The plants develop wounds which are entry points for diseases.
To avoid these issues, it is important to:
- Provide adequate space between tomato seedlings and,
- Ensure proper ventilation.
Thinning the seedlings and removing any damaged or diseased plants can also help prevent the spread of diseases.
Additionally, providing proper watering and drainage can help prevent the buildup of excess moisture and reduce the risk of disease.
Mistake # 5 Refusing to use modern seed germination technologies like seed trays
Relying solely on soil nurseries in growing expensive tomato seeds has several negative impacts, including:
- Uneven Germination.
Without using seed trays, it can be difficult to get even germination of the seeds.
The seeds may not be planted at the correct depth…
or they may not receive the needed amount of moisture, light, or temperature.
- Higher Risk of Disease
Using soil nurseries increases the risk of disease and fungal infections.
The soil may contain pathogens that can attack the seedlings, causing damping off, root rot, or other diseases.
- Higher Cost
Using soil nurseries may require more space, more soil, and more time than using seed trays, resulting in higher costs.
Additionally, if disease strikes and kills the seedlings, it can be costly to replace the lost plants.
- Reduced Control
Seed trays allow for better control over the growing conditions of the seedlings.
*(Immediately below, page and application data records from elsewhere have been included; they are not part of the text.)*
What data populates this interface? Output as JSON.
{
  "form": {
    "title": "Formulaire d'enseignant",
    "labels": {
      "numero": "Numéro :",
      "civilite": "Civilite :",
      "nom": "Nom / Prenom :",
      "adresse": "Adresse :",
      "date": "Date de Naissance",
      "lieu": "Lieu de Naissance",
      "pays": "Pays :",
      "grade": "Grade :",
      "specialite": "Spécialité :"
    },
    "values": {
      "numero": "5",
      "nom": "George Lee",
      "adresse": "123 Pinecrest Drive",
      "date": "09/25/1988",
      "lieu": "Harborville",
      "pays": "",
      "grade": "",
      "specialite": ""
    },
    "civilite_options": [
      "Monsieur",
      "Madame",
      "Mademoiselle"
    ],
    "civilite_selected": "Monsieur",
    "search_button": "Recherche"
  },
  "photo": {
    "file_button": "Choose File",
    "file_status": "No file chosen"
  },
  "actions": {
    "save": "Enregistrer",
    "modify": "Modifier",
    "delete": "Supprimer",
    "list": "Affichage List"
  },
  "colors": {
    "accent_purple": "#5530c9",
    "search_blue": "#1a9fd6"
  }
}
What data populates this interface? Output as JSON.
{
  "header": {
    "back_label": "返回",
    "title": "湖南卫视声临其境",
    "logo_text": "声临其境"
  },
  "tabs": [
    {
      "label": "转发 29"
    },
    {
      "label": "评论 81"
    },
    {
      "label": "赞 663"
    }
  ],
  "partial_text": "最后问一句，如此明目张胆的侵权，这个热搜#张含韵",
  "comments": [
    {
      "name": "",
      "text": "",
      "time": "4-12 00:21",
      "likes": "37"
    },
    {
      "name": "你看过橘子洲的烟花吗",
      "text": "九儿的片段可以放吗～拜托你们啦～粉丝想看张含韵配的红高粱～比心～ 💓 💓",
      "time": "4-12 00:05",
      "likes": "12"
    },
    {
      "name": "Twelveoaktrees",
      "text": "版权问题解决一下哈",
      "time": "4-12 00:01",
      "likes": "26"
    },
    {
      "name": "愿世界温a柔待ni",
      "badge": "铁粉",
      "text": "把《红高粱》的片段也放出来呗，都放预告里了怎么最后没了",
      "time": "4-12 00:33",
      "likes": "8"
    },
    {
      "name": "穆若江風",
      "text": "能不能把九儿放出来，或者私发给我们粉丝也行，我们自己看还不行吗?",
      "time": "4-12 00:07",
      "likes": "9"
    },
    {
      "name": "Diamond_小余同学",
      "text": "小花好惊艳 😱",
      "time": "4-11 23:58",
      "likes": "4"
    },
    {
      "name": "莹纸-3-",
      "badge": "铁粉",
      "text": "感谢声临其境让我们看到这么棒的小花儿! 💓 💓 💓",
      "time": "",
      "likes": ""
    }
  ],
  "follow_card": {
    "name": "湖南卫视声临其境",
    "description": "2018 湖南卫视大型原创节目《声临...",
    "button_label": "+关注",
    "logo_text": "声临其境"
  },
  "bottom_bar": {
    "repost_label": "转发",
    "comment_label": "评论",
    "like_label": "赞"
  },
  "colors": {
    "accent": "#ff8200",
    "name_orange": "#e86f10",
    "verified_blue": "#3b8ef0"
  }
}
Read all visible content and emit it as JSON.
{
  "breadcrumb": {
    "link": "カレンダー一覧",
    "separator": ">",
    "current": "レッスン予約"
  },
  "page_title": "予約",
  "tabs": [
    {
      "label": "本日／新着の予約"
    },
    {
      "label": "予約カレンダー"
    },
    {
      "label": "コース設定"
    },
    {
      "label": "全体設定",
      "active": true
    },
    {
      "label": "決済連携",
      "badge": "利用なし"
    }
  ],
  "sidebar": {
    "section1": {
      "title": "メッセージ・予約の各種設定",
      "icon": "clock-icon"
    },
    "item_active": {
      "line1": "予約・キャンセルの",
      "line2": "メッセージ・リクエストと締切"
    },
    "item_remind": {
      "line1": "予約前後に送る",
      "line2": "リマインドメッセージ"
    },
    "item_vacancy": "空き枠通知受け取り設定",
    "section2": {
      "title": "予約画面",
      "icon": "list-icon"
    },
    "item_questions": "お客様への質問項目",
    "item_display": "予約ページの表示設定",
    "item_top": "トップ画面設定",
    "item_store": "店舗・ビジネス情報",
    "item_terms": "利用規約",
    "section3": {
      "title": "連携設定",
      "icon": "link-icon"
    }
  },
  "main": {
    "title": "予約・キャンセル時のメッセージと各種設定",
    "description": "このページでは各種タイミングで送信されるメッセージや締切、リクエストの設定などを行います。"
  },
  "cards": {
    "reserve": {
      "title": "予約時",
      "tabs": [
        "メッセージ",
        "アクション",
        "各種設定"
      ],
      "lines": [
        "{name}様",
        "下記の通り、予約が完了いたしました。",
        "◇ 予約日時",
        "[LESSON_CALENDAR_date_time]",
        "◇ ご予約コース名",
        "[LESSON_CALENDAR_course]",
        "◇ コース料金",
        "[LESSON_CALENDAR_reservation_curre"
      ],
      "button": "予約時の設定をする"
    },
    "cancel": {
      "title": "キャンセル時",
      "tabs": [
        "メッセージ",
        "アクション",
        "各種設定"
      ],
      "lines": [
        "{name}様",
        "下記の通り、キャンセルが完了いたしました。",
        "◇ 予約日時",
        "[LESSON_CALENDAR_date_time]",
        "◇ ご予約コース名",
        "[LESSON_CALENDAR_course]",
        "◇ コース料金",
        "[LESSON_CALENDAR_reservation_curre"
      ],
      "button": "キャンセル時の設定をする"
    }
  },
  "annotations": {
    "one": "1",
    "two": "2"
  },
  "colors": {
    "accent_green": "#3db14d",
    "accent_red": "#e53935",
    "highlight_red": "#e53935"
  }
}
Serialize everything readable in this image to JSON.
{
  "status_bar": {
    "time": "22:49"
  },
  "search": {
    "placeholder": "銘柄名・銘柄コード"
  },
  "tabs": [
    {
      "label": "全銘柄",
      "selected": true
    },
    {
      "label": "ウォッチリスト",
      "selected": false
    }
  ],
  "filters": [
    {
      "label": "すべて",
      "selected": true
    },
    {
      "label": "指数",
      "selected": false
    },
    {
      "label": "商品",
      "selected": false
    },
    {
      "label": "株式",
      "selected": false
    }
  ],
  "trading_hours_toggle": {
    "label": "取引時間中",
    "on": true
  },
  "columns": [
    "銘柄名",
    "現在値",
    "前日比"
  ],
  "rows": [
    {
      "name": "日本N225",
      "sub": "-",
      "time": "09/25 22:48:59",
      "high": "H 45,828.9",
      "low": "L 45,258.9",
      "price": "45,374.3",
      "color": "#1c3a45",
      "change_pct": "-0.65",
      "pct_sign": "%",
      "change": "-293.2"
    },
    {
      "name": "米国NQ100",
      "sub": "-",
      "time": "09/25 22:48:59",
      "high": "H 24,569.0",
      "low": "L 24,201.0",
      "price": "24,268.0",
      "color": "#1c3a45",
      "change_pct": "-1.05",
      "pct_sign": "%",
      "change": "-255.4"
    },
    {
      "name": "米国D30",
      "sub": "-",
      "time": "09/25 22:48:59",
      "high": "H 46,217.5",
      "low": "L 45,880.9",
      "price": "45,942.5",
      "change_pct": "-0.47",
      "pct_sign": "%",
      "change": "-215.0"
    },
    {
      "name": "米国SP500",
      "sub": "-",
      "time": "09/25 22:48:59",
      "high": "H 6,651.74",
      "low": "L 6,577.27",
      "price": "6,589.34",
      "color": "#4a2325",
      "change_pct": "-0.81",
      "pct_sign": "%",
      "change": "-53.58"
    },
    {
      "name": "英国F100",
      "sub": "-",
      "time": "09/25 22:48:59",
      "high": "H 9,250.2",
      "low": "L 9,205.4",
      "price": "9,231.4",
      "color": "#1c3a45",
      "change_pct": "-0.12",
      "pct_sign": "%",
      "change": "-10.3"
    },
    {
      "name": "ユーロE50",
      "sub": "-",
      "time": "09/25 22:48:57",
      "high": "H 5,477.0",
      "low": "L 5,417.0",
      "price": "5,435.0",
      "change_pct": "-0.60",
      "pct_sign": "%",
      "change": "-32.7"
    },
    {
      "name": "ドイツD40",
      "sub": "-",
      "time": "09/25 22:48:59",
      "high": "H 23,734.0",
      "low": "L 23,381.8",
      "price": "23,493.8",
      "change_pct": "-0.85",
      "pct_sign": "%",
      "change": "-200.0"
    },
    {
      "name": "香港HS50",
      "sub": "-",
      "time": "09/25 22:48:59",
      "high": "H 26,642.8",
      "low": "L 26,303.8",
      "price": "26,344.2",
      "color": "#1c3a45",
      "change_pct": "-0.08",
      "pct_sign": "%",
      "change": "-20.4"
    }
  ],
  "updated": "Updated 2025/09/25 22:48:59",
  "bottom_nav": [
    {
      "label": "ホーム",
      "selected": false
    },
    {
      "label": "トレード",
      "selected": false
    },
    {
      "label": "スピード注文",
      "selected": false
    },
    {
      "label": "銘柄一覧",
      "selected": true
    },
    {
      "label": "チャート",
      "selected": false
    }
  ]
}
Without trays, it can be challenging to monitor and adjust the moisture levels, temperature, and light exposure of each seedling, leading to poor growth.
In summary, while soil nurseries can be used to germinate tomato seeds, using seed trays is generally recommended.
Seed trays provide better control over germination conditions, reduce the risk of disease, and can help ensure even germination rates, resulting in healthier, more uniform seedlings.
Grow Healthy Tomato Seedlings Starting Today
With Seedling trays, you’ll get 100% tomato seed germination rates, Full control over the seed environment of so that they are healthy and capable of producing maximum yield after transplanting, You’ll also have an easy time transporting seedlings during transplanting and much more benefits!